confidently chosen his life's direc-
tion. He seems sure of who he is
and what he's doing. On the other
hand, what the fuck am I doing?
The direction of my life's next four
years are anybody's guess. Writer?
Surgeon? College-educated hermit?
Who the fuck knows? Sider is pret-
ty much set. He'll be an Israel sol-
ider with sturdy principles. Unlike
skeptical and contrarian me, who
spends more time challenging his
principles than acting upon them,
Sider will be championing a cause
in which he believes. I applaud him
for that. Say what you will about the
Arab-Israeli conflict; our opinions
of it are irrelevant to the beauty and
greatness of Sider's tale.
So what's the moral? Maybe Sid-
er's story is a reminder of how much
one person is willing to do, and can
do, for his cause. Maybe it's to dis-
suade our fear of risks, threats and
obstacles in pursuing our goals.
Maybe. I don't know. But it definite-
ly gives me a sense of urgency about
establishing my life objectives, pas-
sions, etc. If I am indeed "lost," in an
adolescent, whole-life-ahead-of-me,
emotional teenager kind of way,then
maybe remembering Sider's ongoing
adventure pushes me toward being
"found;" that is, toward finding pur-
pose and direction.
This has been a friendly salute
to Joshua Sider, born and raised
in Huntington Woods, Mich., now
training and fighting in Undis-
closed Location, Israel.
Good luck, brother.
Zak Witus is an LSA sophomore.

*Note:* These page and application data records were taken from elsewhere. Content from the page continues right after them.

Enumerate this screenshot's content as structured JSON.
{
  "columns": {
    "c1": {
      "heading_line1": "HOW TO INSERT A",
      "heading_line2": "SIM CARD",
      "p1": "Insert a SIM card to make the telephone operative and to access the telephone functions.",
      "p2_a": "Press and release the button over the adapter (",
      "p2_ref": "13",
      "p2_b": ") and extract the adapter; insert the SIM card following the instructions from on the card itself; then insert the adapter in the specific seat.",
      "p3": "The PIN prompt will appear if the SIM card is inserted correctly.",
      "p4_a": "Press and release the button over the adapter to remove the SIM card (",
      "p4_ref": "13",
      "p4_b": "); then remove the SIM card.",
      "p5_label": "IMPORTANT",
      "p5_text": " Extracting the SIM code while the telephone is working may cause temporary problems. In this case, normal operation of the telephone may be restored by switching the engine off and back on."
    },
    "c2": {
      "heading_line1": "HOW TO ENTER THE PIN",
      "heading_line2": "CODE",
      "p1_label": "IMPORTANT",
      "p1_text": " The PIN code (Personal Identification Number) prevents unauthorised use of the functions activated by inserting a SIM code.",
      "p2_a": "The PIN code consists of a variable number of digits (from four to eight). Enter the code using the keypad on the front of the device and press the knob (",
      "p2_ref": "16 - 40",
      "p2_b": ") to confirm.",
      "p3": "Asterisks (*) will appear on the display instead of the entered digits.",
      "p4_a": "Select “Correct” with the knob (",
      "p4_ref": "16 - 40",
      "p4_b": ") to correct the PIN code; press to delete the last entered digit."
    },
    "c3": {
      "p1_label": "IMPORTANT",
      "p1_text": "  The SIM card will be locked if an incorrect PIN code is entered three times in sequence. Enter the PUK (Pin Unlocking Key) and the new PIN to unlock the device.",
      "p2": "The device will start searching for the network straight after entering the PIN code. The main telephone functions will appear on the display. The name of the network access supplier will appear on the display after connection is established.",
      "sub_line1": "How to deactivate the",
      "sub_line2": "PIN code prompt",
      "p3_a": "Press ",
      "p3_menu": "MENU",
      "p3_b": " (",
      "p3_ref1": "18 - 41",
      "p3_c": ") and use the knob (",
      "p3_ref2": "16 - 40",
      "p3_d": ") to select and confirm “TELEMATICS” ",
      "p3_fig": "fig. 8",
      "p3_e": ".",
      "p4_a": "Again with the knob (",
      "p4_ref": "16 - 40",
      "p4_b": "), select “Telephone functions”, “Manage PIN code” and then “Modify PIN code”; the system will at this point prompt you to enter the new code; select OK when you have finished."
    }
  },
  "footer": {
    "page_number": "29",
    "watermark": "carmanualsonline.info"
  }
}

0

CONTRIBUTE TO THE CONVERSATION
Readers are encouraged to submit letters to the
editor and viewpoints. Letters should be fewer than
300 words while viewpoints should be 550-850
words. Send the writer's full name and University
affiliation to tothedaily@michigandaily.cc m.

INTERESTED IN CAMPUS ISSUES? POLITICS?
SEX, DRUGS AND ROCK'N'ROLL?
Check out The Michigan Daily's editorial board meetings. Every Monday and Thurs-
day at 6pm, the Daily's opinion staff meets to discuss both University
and national affairs and write editorials.
E-mail opinioneditors@michigandaily.com to join in the debate.

4

I

Back to Top

© 2021 Regents of the University of Michigan